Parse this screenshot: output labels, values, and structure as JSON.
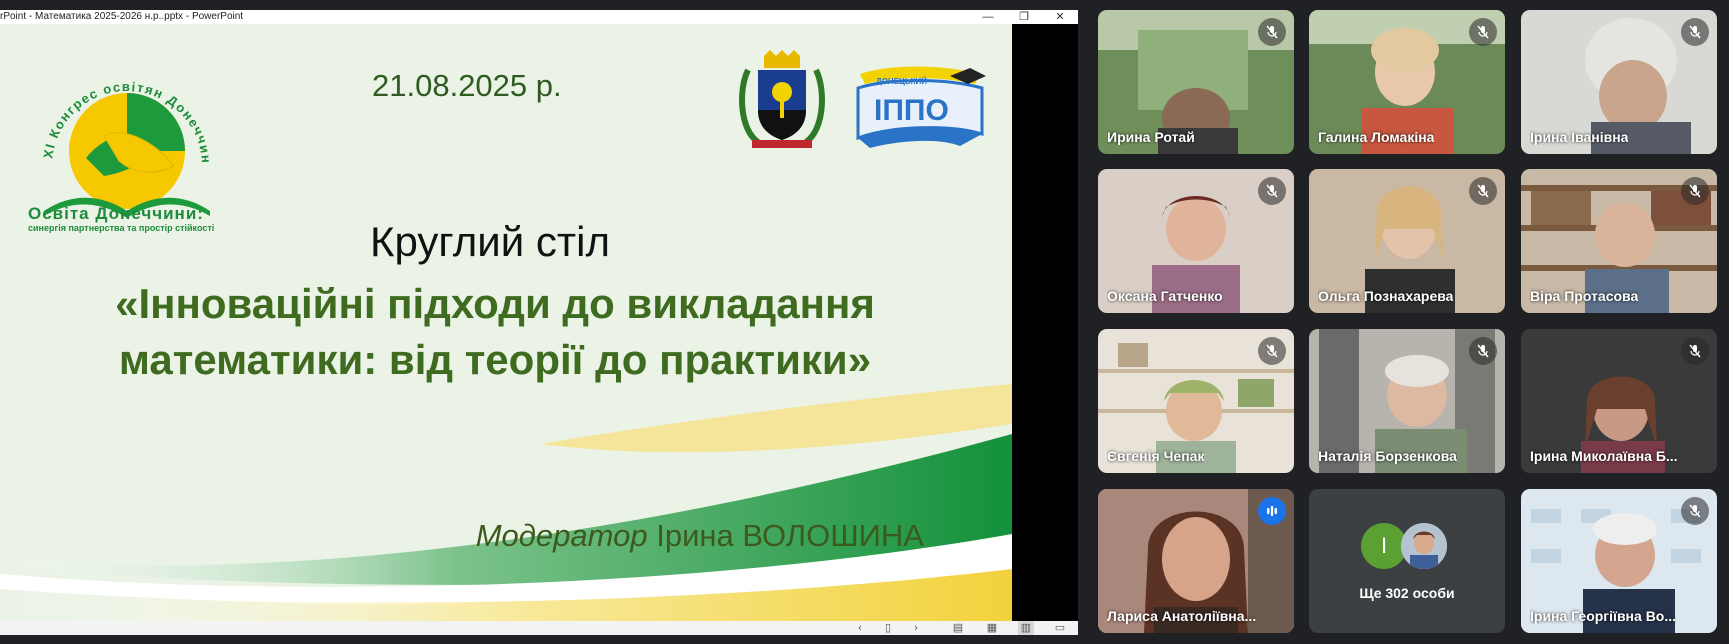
{
  "powerpoint": {
    "title_bar": "rPoint  -  Математика 2025-2026 н.р..pptx - PowerPoint",
    "window_buttons": {
      "minimize": "—",
      "restore": "❐",
      "close": "✕"
    },
    "slide": {
      "date": "21.08.2025 р.",
      "heading": "Круглий стіл",
      "title_line1": "«Інноваційні підходи до викладання",
      "title_line2": "математики: від теорії до практики»",
      "moderator_label": "Модератор",
      "moderator_name": "Ірина ВОЛОШИНА",
      "logo_arc_text": "ХІ Конгрес освітян Донеччини",
      "logo_caption_line1": "Освіта Донеччини:",
      "logo_caption_line2": "синергія партнерства та простір стійкості",
      "ippo_top_text": "ДОНЕЦЬКИЙ",
      "ippo_text": "ІППО"
    },
    "status_bar_icons": [
      "chevron-left",
      "notes",
      "chevron-right",
      "normal-view",
      "slide-sorter-view",
      "reading-view",
      "presenter-view"
    ]
  },
  "meeting": {
    "tiles": [
      {
        "name": "Ирина Ротай",
        "mic": "muted"
      },
      {
        "name": "Галина Ломакіна",
        "mic": "muted"
      },
      {
        "name": "Ірина Іванівна",
        "mic": "muted"
      },
      {
        "name": "Оксана Гатченко",
        "mic": "muted"
      },
      {
        "name": "Ольга Познахарева",
        "mic": "muted"
      },
      {
        "name": "Віра Протасова",
        "mic": "muted"
      },
      {
        "name": "Євгенія Чепак",
        "mic": "muted"
      },
      {
        "name": "Наталія Борзенкова",
        "mic": "muted"
      },
      {
        "name": "Ірина Миколаївна Б...",
        "mic": "muted"
      },
      {
        "name": "Лариса Анатоліївна...",
        "mic": "speaking"
      },
      {
        "name": "Ірина Георгіївна Во...",
        "mic": "muted"
      }
    ],
    "more": {
      "avatar_letter": "І",
      "label": "Ще 302 особи"
    }
  }
}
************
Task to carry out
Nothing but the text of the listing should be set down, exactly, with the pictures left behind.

Solution to the problem
Parse this screenshot: output labels, values, and structure as JSON.
{
  "powerpoint": {
    "title_bar": "rPoint  -  Математика 2025-2026 н.р..pptx - PowerPoint",
    "window_buttons": {
      "minimize": "—",
      "restore": "❐",
      "close": "✕"
    },
    "slide": {
      "date": "21.08.2025 р.",
      "heading": "Круглий стіл",
      "title_line1": "«Інноваційні підходи до викладання",
      "title_line2": "математики: від теорії до практики»",
      "moderator_label": "Модератор",
      "moderator_name": "Ірина ВОЛОШИНА",
      "logo_arc_text": "ХІ Конгрес освітян Донеччини",
      "logo_caption_line1": "Освіта Донеччини:",
      "logo_caption_line2": "синергія партнерства та простір стійкості",
      "ippo_top_text": "ДОНЕЦЬКИЙ",
      "ippo_text": "ІППО"
    },
    "status_bar_icons": [
      "chevron-left",
      "notes",
      "chevron-right",
      "normal-view",
      "slide-sorter-view",
      "reading-view",
      "presenter-view"
    ]
  },
  "meeting": {
    "tiles": [
      {
        "name": "Ирина Ротай",
        "mic": "muted"
      },
      {
        "name": "Галина Ломакіна",
        "mic": "muted"
      },
      {
        "name": "Ірина Іванівна",
        "mic": "muted"
      },
      {
        "name": "Оксана Гатченко",
        "mic": "muted"
      },
      {
        "name": "Ольга Познахарева",
        "mic": "muted"
      },
      {
        "name": "Віра Протасова",
        "mic": "muted"
      },
      {
        "name": "Євгенія Чепак",
        "mic": "muted"
      },
      {
        "name": "Наталія Борзенкова",
        "mic": "muted"
      },
      {
        "name": "Ірина Миколаївна Б...",
        "mic": "muted"
      },
      {
        "name": "Лариса Анатоліївна...",
        "mic": "speaking"
      },
      {
        "name": "Ірина Георгіївна Во...",
        "mic": "muted"
      }
    ],
    "more": {
      "avatar_letter": "І",
      "label": "Ще 302 особи"
    }
  }
}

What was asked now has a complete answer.